#### Page and application data records
-- Opening Marker --
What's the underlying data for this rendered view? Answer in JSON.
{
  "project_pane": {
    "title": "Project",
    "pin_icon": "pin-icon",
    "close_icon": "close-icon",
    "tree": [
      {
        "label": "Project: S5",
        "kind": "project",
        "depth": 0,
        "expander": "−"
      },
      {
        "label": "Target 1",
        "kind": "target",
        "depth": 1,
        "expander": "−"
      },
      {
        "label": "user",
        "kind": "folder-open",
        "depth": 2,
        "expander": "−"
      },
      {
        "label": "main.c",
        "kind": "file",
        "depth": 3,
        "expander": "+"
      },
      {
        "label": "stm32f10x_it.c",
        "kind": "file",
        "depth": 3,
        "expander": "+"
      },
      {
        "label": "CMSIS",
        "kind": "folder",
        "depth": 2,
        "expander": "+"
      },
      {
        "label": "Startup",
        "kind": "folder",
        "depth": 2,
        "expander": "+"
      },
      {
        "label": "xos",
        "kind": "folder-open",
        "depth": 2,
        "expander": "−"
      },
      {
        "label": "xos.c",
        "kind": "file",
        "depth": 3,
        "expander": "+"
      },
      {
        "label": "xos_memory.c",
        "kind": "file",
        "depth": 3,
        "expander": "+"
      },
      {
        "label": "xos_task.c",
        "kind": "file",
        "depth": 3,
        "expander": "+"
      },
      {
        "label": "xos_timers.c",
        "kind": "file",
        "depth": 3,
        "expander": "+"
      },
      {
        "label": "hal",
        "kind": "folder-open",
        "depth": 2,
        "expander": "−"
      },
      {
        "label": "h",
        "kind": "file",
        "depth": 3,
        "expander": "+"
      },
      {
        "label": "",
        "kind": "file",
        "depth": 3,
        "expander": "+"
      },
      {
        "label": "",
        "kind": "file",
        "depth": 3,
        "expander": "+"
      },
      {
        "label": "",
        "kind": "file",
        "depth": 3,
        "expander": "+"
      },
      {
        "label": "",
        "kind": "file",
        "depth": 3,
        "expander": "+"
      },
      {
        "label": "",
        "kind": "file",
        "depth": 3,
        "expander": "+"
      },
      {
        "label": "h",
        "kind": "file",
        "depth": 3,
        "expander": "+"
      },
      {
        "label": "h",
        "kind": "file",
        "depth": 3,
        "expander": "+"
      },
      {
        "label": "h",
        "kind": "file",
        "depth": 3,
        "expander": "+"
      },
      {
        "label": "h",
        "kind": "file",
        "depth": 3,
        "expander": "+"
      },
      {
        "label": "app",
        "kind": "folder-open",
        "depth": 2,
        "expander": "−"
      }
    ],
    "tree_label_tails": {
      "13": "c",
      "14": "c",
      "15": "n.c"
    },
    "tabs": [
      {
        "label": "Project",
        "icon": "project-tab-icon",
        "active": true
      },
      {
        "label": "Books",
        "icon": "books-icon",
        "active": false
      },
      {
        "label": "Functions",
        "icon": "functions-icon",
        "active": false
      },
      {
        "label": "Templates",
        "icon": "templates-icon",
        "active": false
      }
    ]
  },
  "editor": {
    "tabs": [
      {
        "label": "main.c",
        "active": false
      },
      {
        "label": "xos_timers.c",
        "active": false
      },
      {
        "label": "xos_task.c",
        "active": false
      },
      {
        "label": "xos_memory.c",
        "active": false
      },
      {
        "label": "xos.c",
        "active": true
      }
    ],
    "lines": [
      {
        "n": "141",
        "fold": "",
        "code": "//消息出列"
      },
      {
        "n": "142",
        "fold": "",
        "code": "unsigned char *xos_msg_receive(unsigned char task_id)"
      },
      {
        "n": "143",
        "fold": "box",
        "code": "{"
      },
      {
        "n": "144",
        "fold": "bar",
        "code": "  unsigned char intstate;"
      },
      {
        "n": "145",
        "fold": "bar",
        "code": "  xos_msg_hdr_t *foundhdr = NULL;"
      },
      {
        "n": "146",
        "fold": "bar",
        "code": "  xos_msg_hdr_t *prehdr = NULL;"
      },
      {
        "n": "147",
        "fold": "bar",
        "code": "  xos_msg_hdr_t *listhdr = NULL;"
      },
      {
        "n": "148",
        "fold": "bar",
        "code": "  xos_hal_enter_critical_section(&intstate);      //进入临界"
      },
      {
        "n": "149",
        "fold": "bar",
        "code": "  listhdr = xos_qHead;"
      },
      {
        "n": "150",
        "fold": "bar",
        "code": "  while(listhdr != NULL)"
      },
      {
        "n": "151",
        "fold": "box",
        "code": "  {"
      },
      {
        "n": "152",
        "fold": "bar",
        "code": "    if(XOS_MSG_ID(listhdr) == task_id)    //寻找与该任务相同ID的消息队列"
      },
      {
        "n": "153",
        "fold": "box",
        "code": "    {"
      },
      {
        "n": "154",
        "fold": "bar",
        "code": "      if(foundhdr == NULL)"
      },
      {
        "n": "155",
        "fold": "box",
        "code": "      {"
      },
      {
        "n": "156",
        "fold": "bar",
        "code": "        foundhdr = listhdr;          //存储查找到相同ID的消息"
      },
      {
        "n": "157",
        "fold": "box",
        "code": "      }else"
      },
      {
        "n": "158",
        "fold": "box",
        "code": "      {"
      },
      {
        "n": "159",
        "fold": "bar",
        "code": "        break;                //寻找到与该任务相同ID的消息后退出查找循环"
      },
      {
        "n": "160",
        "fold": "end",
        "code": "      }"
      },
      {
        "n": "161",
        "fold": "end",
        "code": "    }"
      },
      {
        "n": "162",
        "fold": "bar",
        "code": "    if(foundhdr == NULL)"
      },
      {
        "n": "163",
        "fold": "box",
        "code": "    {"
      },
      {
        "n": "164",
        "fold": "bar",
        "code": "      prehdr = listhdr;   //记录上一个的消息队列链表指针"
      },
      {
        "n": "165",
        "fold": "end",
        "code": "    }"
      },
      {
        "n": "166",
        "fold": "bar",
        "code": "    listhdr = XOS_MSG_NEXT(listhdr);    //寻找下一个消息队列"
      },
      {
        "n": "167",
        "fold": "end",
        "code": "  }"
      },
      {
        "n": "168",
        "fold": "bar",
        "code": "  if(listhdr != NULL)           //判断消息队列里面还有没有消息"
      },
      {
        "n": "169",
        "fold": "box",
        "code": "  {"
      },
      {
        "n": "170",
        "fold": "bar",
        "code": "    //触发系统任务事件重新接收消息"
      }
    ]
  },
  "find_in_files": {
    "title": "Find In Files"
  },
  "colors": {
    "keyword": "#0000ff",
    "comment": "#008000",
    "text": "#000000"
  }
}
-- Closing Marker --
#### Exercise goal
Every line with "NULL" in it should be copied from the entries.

#### Response
        "code": "  xos_msg_hdr_t *foundhdr = NULL;"
        "code": "  xos_msg_hdr_t *prehdr = NULL;"
        "code": "  xos_msg_hdr_t *listhdr = NULL;"
        "code": "  while(listhdr != NULL)"
        "code": "      if(foundhdr == NULL)"
        "code": "    if(foundhdr == NULL)"
        "code": "  if(listhdr != NULL)           //判断消息队列里面还有没有消息"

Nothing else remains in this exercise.